<strong>An Amazon Best Book of the Month, July 2013: </strong>In his ambitious third novel, Tash Aw draws a luminous portrait of four new, disparate arrivals to Shanghai: a venerable business woman, a pop star, a factory girl turned socialite, and an inheritor of his family real-estate, all of whose fates are tied to an elusive billionaire. But <em>Five Star Billionaire</em> is as much about people as it is about place: Shanghai represents the booming economic growth of China. It's a city of over 23 million people--some trying to make a name for themselves, others just trying to get by (for comparison sake, that's nearly three times as many people as New York City). By the end, <em>Five Star Billionaire</em> doesn't feel so foreign. The characters don't find personal fulfillment, but they're finally moving in the right direction. Aw reveals that the American Dream isn't so uniquely American as it is a byproduct of capitalism. Or perhaps it's a byproduct of the human condition: money becomes a way to quantify one's worth, to cure one's unhappiness.

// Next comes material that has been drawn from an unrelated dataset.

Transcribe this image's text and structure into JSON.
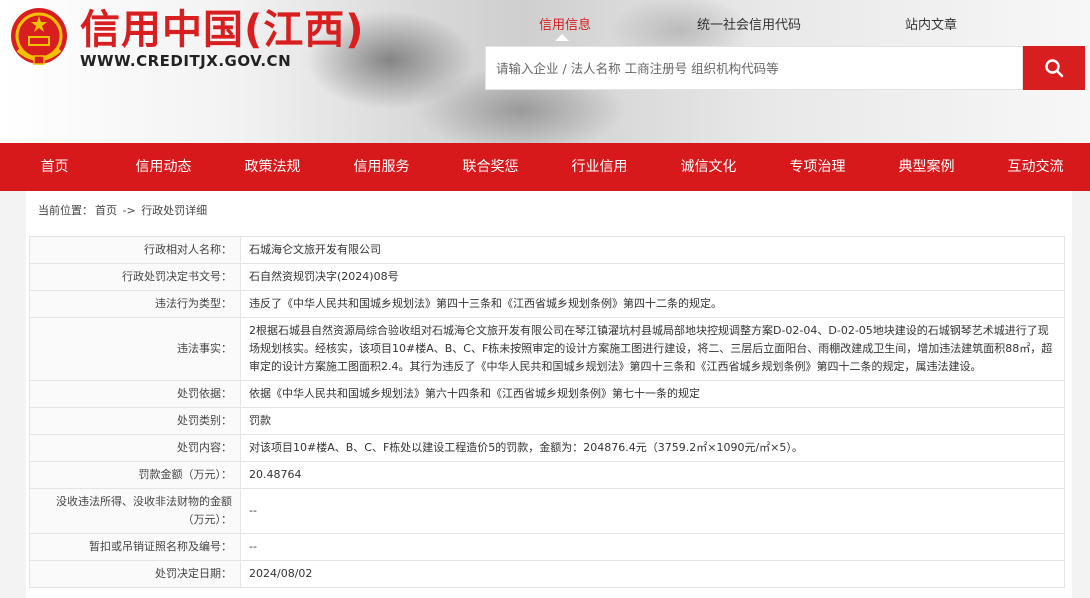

In such a big city, everything that matters is inward. --<em>Kevin Nguyen</em>